Written September 20, 2007, while at SMC:
Familiar – that was how it felt to board the train at the sanitary little train station in downtown Lincoln. The sun painted the flatlands of eastern Colorado gold, until the gleaming towers of Denver appeared in the distance. I had come for a class trip, but without my class. I had the opportunity to ride in the University van with the others, but chose to pay the extra to travel alone. I needed to close the loop, fulfill the cycle, catharsis.
I wandered downtown Denver that day as I waited for my classmates to arrive. In the Denver Art Museum, I found an installation with several cards. I chose “happy.” On the back was the quote “I wasn’t born here on the High Plains. I’m here because, even as a child, I knew I had to come home.” – rancher Gaydell Collier, 1997. I kept that one. I wasn’t born in the foothills of the Rockies, I wasn’t born a Dharma brat, but I did come home.
We’ve been here for a day. It feels more like home than eastern Nebraska ever has. Yet…
I cannot continue planning my life around the next trip to Shambhala. I love it here. I feel home here. I can acknowledge that, know that, revel in the glory of it, but I need not lament. I need not lament its loss when I am elsewhere. If nirvana is now, that now includes the here. Nirvana is here. Wherever here is – Lincoln, Omaha, Denver, Fort Collins, Shambhala Mountain Center, Chicago, or places I’ve never been. Nirvana is there, too.
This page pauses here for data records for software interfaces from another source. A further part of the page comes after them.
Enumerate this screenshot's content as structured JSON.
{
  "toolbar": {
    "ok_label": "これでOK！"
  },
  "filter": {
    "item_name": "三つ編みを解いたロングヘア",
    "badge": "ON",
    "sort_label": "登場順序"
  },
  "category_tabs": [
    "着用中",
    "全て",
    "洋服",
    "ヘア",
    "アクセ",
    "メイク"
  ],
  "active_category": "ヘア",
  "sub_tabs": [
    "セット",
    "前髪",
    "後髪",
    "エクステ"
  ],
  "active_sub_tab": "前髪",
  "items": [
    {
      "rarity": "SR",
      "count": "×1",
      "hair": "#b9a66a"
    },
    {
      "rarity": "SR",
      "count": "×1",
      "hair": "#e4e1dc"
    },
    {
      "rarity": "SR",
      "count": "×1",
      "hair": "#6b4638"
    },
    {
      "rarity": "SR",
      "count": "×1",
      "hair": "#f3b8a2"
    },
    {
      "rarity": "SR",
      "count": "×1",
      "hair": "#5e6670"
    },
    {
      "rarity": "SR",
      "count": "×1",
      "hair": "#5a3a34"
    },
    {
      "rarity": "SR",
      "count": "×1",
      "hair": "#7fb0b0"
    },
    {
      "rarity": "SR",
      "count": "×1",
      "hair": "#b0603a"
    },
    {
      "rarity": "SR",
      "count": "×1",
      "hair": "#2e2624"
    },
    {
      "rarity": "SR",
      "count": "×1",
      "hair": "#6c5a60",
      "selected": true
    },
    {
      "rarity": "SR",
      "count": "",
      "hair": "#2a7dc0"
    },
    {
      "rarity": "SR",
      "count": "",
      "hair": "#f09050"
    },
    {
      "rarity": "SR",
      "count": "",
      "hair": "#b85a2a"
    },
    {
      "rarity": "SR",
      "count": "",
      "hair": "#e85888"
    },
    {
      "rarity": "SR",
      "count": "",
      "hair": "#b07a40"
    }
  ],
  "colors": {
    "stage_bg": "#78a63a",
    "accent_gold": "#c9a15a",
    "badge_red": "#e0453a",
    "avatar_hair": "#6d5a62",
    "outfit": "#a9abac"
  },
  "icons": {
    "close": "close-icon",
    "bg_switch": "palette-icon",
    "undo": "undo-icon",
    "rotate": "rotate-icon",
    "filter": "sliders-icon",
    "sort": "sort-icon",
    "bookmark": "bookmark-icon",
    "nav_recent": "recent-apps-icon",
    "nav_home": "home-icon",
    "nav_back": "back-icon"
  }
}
In a few short handfuls of hours we’ll be gone from here, headed east again. My class will drop me off in the small town of Kimball, Nebraska, where my father is coming to take me north to a family reunion at Fort Robinson in the northern Nebraska panhandle. It is the Sand Hills.
The Sand Hills are the one other place where I have felt the resonance of home. The small town of Valentine where my father grew up and I was shipped off to spend weeks with my grandparents during the summers is much as I remember it from those days. In the rolling dunes by Merritt Reservoir, I would walk over the low hills until the highway, the trees, the cabins, the lake all disappeared. I could believe a person lost in those hills could die of thirst, never knowing a lake lay a hundred feet beyond the next rise. The thought never frightened me. Someday I would like to bring Shambhala there, found a true Windhorse Center.
In the meantime, those dreams give way to now. A now I am seeing a bit more clearly. Seeing love which is really attachment, joy which turns to loss, reverence which is idealizing, and regret which could be turned to excitement.
I can go home and know Shambhala will be here when I return. I can go home without needing to know when I will return. Because I have come full circle and I’m none the worse for wear. I can choose to go through the pain of loss every time I leave, or the joy of simply knowing I can return.
I can go home knowing, letting go is not loosing.